When Florida Gov. Jeb Bush found himself facing an extra $1 billion charge on the state's annual education bill following a public vote to reduce class sizes, he knew something would have to give.
In demanding that teacher-pupil ratios be improved, the public had imposed an intolerable burden on already-squeezed finances, he complained. There would have to be cuts elsewhere and plenty of creative thinking.
Now, as students settle into the new school year, some of that creative thinking is coming into play. In what is cynically referred to as "the hurry-up-and-graduate option," high-schoolers are being offered the chance to earn their diplomas with 18 credits rather than 24 - in effect finishing classes a year early.
Supporters of the plan say it provides greater flexibility for those eager to start college or other posthigh school aspirations. But opponents are vocal in saying that with only three years of high school, students could be sacrificing valuable learning opportunities and relegating themselves to the back of the queue for college slots.
"It goes against everything we advocate for our kids, which is accountability and academic rigor and the best preparation we can give them for college," says Palm Beach County Schools Superintendent Art Johnson. "It is ill conceived and has an economic motive rather than an academic one."
Perhaps such opponents are taking comfort in the fact that just 1 percent of high school students are estimated to be opting for the program so far.
The Florida Department of Education is undeterred by the low takeup and says it will continue actively promoting its merits.
It freely admits it was partly motivated by the need to reduce class sizes over the next seven years, a proposal that was placed on last November's ballot and approved by 52 percent of voters after the state's pupil-teacher ratio was exposed as America's sixth worst.
But in offering high-schoolers the chance to skip their senior year, the DoE denies it is compromising their education and insists they can use it to their advantage.
"We believe there are some who have the academic capability and maturity level to benefit from this," says spokeswoman Frances Marine. "It's not going to be for every student. It's probably for the more advanced ones who could handle the course load, which will still be rigorous, and wouldn't mind being a year younger than others on campus."
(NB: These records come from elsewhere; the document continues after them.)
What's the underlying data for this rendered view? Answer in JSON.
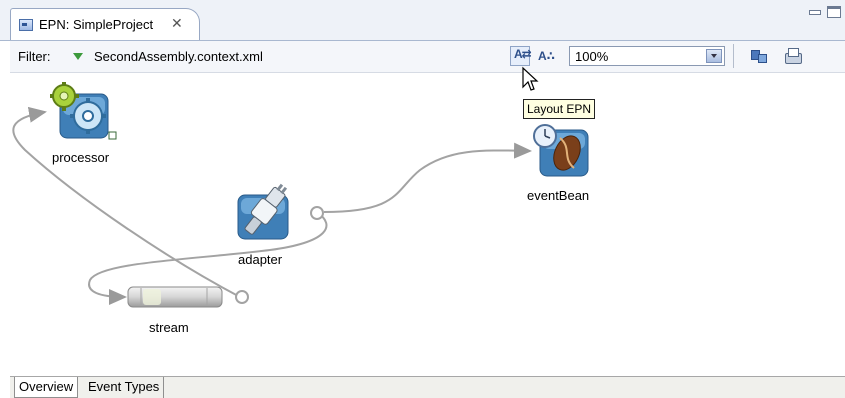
{
  "editor": {
    "tab_title": "EPN: SimpleProject",
    "close_glyph": "✕"
  },
  "toolbar": {
    "filter_label": "Filter:",
    "filter_value": "SecondAssembly.context.xml",
    "zoom_value": "100%",
    "layout_icon": "layout-epn-icon",
    "zoom_icon": "zoom-icon",
    "layout_glyph": "A⇄",
    "zoom_glyph": "A∴"
  },
  "tooltip": {
    "text": "Layout EPN"
  },
  "nodes": [
    {
      "id": "processor",
      "label": "processor",
      "icon": "gear-icon"
    },
    {
      "id": "adapter",
      "label": "adapter",
      "icon": "plug-adapter-icon"
    },
    {
      "id": "stream",
      "label": "stream",
      "icon": "stream-pipe-icon"
    },
    {
      "id": "eventBean",
      "label": "eventBean",
      "icon": "coffee-bean-clock-icon"
    }
  ],
  "bottom_tabs": [
    {
      "label": "Overview",
      "selected": true
    },
    {
      "label": "Event Types",
      "selected": false
    }
  ],
  "colors": {
    "wire": "#a3a3a3",
    "tab_border": "#98a8c4",
    "tooltip_bg": "#ffffe1"
  }
}
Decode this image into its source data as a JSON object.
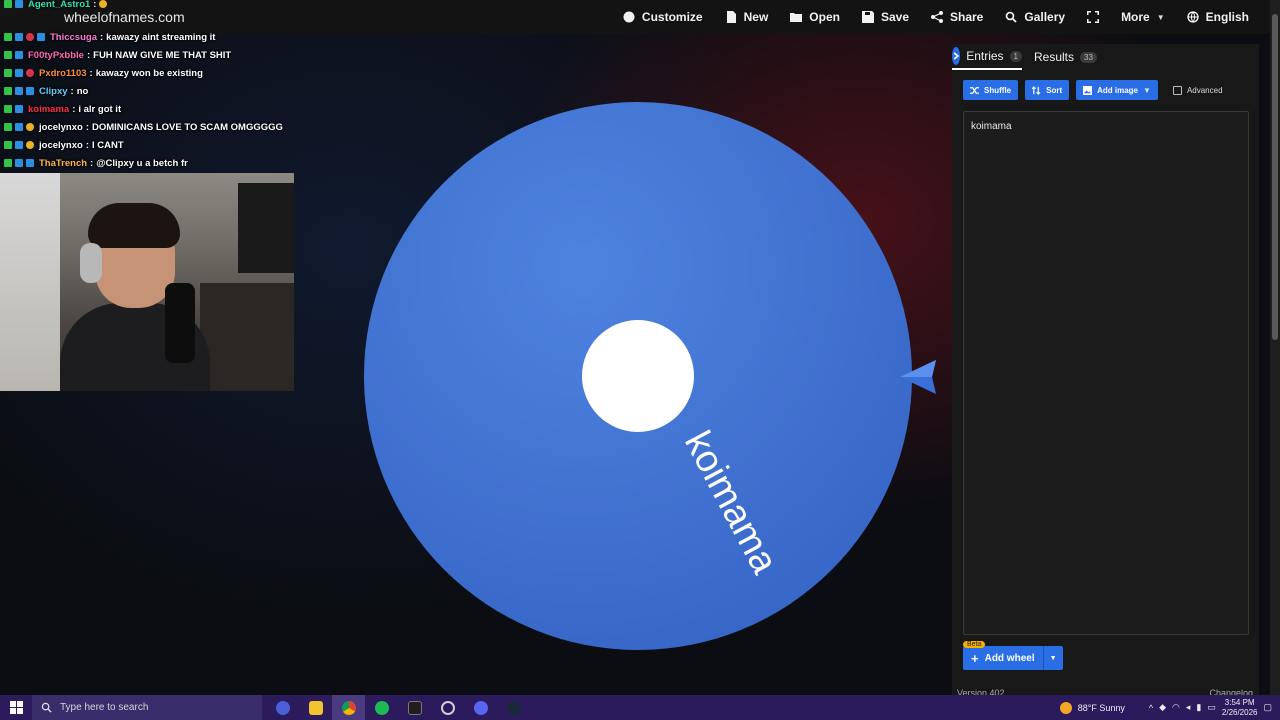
{
  "site": {
    "brand": "wheelofnames.com"
  },
  "nav": {
    "items": [
      {
        "label": "Customize",
        "icon": "palette-icon"
      },
      {
        "label": "New",
        "icon": "file-icon"
      },
      {
        "label": "Open",
        "icon": "folder-icon"
      },
      {
        "label": "Save",
        "icon": "save-icon"
      },
      {
        "label": "Share",
        "icon": "share-icon"
      },
      {
        "label": "Gallery",
        "icon": "search-icon"
      },
      {
        "label": "",
        "icon": "fullscreen-icon"
      },
      {
        "label": "More",
        "icon": "caret-down-icon"
      },
      {
        "label": "English",
        "icon": "globe-icon"
      }
    ]
  },
  "chat": {
    "messages": [
      {
        "user": "Agent_Astro1",
        "text": "",
        "color": "#32e0b0"
      },
      {
        "user": "",
        "text": "",
        "color": "#d8334a"
      },
      {
        "user": "Thiccsuga",
        "text": "kawazy aint streaming it",
        "color": "#ff7bd3"
      },
      {
        "user": "F00tyPxbble",
        "text": "FUH NAW GIVE ME THAT SHIT",
        "color": "#ff69b4"
      },
      {
        "user": "Pxdro1103",
        "text": "kawazy won be existing",
        "color": "#ff8c3a"
      },
      {
        "user": "Clipxy",
        "text": "no",
        "color": "#5fd0ff"
      },
      {
        "user": "koimama",
        "text": "i alr got it",
        "color": "#ff2f4a"
      },
      {
        "user": "jocelynxo",
        "text": "DOMINICANS LOVE TO SCAM OMGGGGG",
        "color": "#ffffff"
      },
      {
        "user": "jocelynxo",
        "text": "I CANT",
        "color": "#ffffff"
      },
      {
        "user": "ThaTrench",
        "text": "@Clipxy u a betch fr",
        "color": "#ffb84a"
      }
    ]
  },
  "wheel": {
    "entry_label": "koimama",
    "color": "#3f74d6"
  },
  "panel": {
    "tab_entries": "Entries",
    "tab_entries_count": "1",
    "tab_results": "Results",
    "tab_results_count": "33",
    "shuffle": "Shuffle",
    "sort": "Sort",
    "add_image": "Add image",
    "advanced": "Advanced",
    "entries_text": "koimama",
    "add_wheel": "Add wheel",
    "beta": "Beta",
    "version": "Version 402",
    "changelog": "Changelog"
  },
  "taskbar": {
    "search_placeholder": "Type here to search",
    "weather": "88°F  Sunny",
    "time": "3:54 PM",
    "date": "2/26/2026"
  },
  "colors": {
    "accent": "#2a6ee6",
    "taskbar": "#2b1a5c"
  }
}
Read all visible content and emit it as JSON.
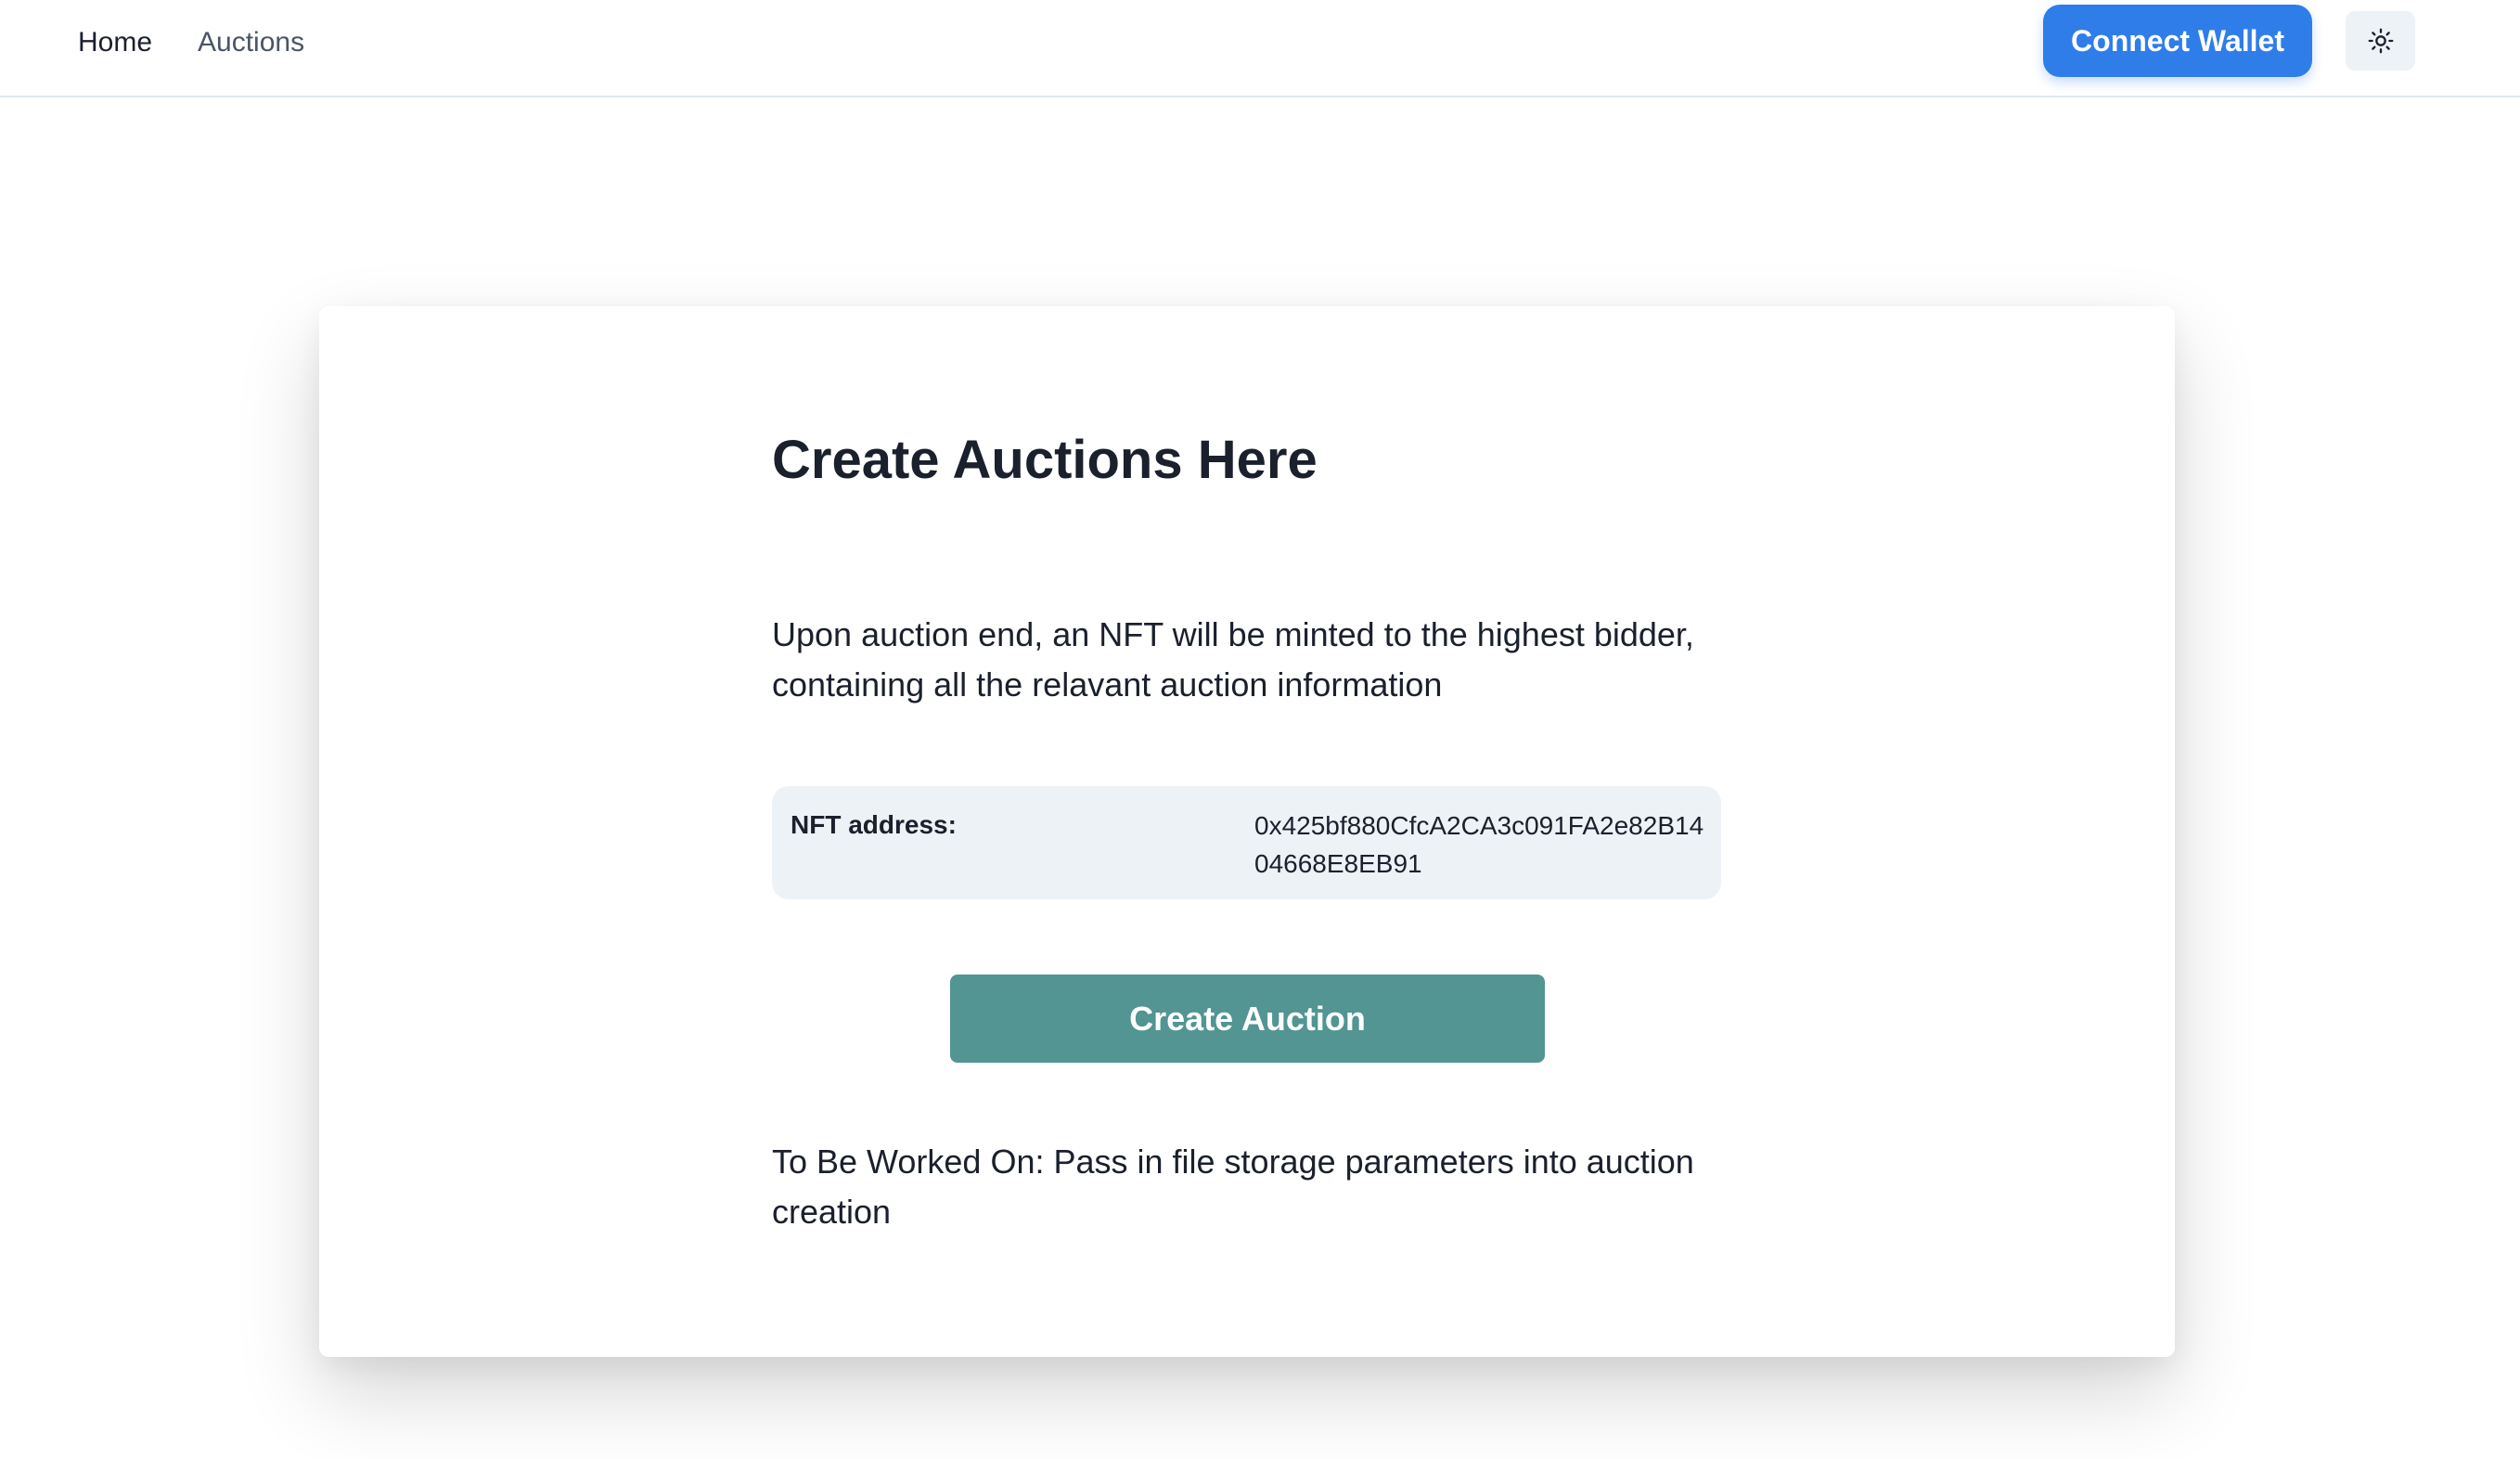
{
  "nav": {
    "home_label": "Home",
    "auctions_label": "Auctions",
    "connect_wallet_label": "Connect Wallet",
    "theme_toggle_icon": "sun-icon"
  },
  "main": {
    "title": "Create Auctions Here",
    "description": "Upon auction end, an NFT will be minted to the highest bidder, containing all the relavant auction information",
    "nft_label": "NFT address:",
    "nft_address": "0x425bf880CfcA2CA3c091FA2e82B1404668E8EB91",
    "create_button_label": "Create Auction",
    "todo_note": "To Be Worked On: Pass in file storage parameters into auction creation"
  },
  "colors": {
    "accent_blue": "#2f7de9",
    "button_teal": "#529592",
    "info_box_bg": "#edf2f7"
  }
}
She adds that the program may appeal to those wanting to pursue a military or vocational career. "There are also those who have a strong sense of where they want to go in their career - into a particular technical field or medical school, for example, and are looking at several years of higher education."
Under the plan, students can opt to skip several of the courses required of four-year graduates, such as physical education, fine arts, and health - omissions frowned upon by critics.
But they must still cram four years of English into three, along with three years of math and science, two of history, and six months each of government studies and economics. They also need two years of foreign languages and three other courses of their choosing.
So when they go knocking on college doors with only 18 credits when other applicants have 24, what will happen?
"They are going to come up looking a little less competitive than others," says John Barnhill, director of admissions at Florida State University. "From the admissions perspective, it will be an individual decision, but we are united in saying that four years in general are better than three. I can imagine some saying, 'I just don't like high school,' and I don't think quite honestly that's a good enough reason to leave."
He adds, "Students may be misled. I would hope they get individual advice, but when you look at the low student-to- counselor ratios, it's difficult to believe there's individual counseling going on."
Yet Steven Weigel, counselor at Naples High School where 22 students have chosen to skip their senior year, has confidence that each of them gave the matter careful consideration.
"Kids and their parents aren't stupid," he says. "They are well informed, and they make decisions based on what's best for their particular circumstances. There are some very talented students who have utilized the curriculum to maximum effect and would probably match up well to fourth-year students."
His school has 2,200 pupils and seven counselors - a ratio of 315 to 1. In neighboring Broward County, the average is 660 to 1 - one of Florida's least attractive pupil-counselor ratios.
The DoE, which reports that 120,000 high-schoolers graduated last year, advises careful reflection by current pupils considering dropping their senior year.
But Dr. Johnson sees it differently. "One of our biggest challenges today is to provide children with a sound education," he says. "We will not be doing them any favors for the future by compromising that."